Student assistance services typically include linking students and their families to appropriate community resources and school-based support services. A positive drug test may result in referral to ongoing drug testing, educational classes, attendance in a chemical awareness group, or treatment for chemical dependency. For students who have completed treatment and who are in recovery striving to stay "clean," returning to the school environment can be a difficult experience. Student assistance eases the reentry process by offering aftercare and other support services, then stays in touch with the students to monitor their progress over time. Studies have found that students who were referred through a student assistance program to behavioral health specialists show improved attendance, fewer discipline problems, and better performance in school. For more information, contact the National Student Assistance Association (toll-free: 800-257-6310).

Conducting the Test. Just as the drug problem differs from one school to another, so do the mechanisms by which various schools conduct drug tests. You should work closely with your advisory committee and legal counsel to map out a strategy and set clear guidelines for the nuts-and-bolts operation of the testing program. Your plan should cover, in detail, every step from beginning to end, including procedures for choosing which students can be tested, when and how they are summoned to the collection area, how the tests are performed and analyzed, and what happens in the event of a positive test. Although there is no "one size fits all" approach to drug testing, there are strategies and techniques that have proven to be effective. Understanding these, and knowing how other schools have tackled some of the same issues you are facing, can be immensely valuable in helping you develop a plan for your school. Key issues, questions, and topic areas include:

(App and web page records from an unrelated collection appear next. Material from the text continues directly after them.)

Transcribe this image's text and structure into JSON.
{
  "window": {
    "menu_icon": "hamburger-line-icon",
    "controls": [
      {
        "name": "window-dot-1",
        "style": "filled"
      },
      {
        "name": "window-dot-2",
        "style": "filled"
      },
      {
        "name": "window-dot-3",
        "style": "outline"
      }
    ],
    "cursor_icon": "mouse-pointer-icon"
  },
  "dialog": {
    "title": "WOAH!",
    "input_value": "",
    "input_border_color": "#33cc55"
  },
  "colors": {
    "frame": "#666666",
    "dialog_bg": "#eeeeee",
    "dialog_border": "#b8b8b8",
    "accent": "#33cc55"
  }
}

  • Whom to test, and when
  • The procedure
    • Specimen collection
    • Certified labs
    • Point-of-collection urine tests
    • The confirmation test
    • Medical review officer
  • Alternative testing methods
  • Consequences of a positive test

For detailed information on each of these topics, see the ONDCP booklet " What You Need to Know About Starting a Student Drug-Testing Program ."

Pros and Cons of the Various Drug Testing Methods

TYPES OF TESTS PROS CONS WINDOW OF DETECTION
URINE

Highest assurance of reliable results.

Least expensive.

Most flexibility in testing different drugs, including alcohol and nicotine.

Most likely of all drug-testing methods to withstand legal challenge.

Specimen can be adulterated, substituted, or diluted.

Limited window of detection.

Test sometimes viewed as invasive or embarrassing.

Biological hazard for specimen handling and shipping to lab.

Typically 1 to 5 days.

HAIR

Longer window of detection.

Greater stability (does not deteriorate).

Can measure chronic drug use.

Convenient shipping and storage (no need to refrigerate).

Collection procedure not considered invasive or embarrassing.

More difficult to adulterate than urine.

Detects alcohol/cocaine combination use.

More expensive.

Test usually limited to basic 5-drug panel.

Cannot detect alcohol use.

Will not detect very recent drug use (1 to 7 days prior to test).

Depends on the length of hair in the sample. Hair grows about a half-inch per month, so a 1½-inch specimen would show a 3-month history.

ORAL FLUIDS

Sample obtained under direct observation.

Minimal risk of tampering.

Non-invasive.

Samples can be collected easily in virtually any environment.

Can detect alcohol use.

Reflects recent drug use.

Drugs and drug metabolites do not remain in oral fluids as long as they do in urine.

Less efficient than other testing methods in detecting marijuana use.

Approximately 10 to 24 hours.

SWEAT PATCH

Non-invasive.

Variable removal date (generally 1 to 7 days).

Quick application and removal.

Longer window of detection than urine.

No sample substitution possible.

Limited number of labs able to process results.

People with skin eruptions, excessive hair, or cuts and abrasions cannot wear the patch.

Passive exposure to drugs may contaminate patch and affect results.

Patch retains evidence of drug use for at least 7 days, and can detect even low levels of drugs 2 to 5 hours after last use.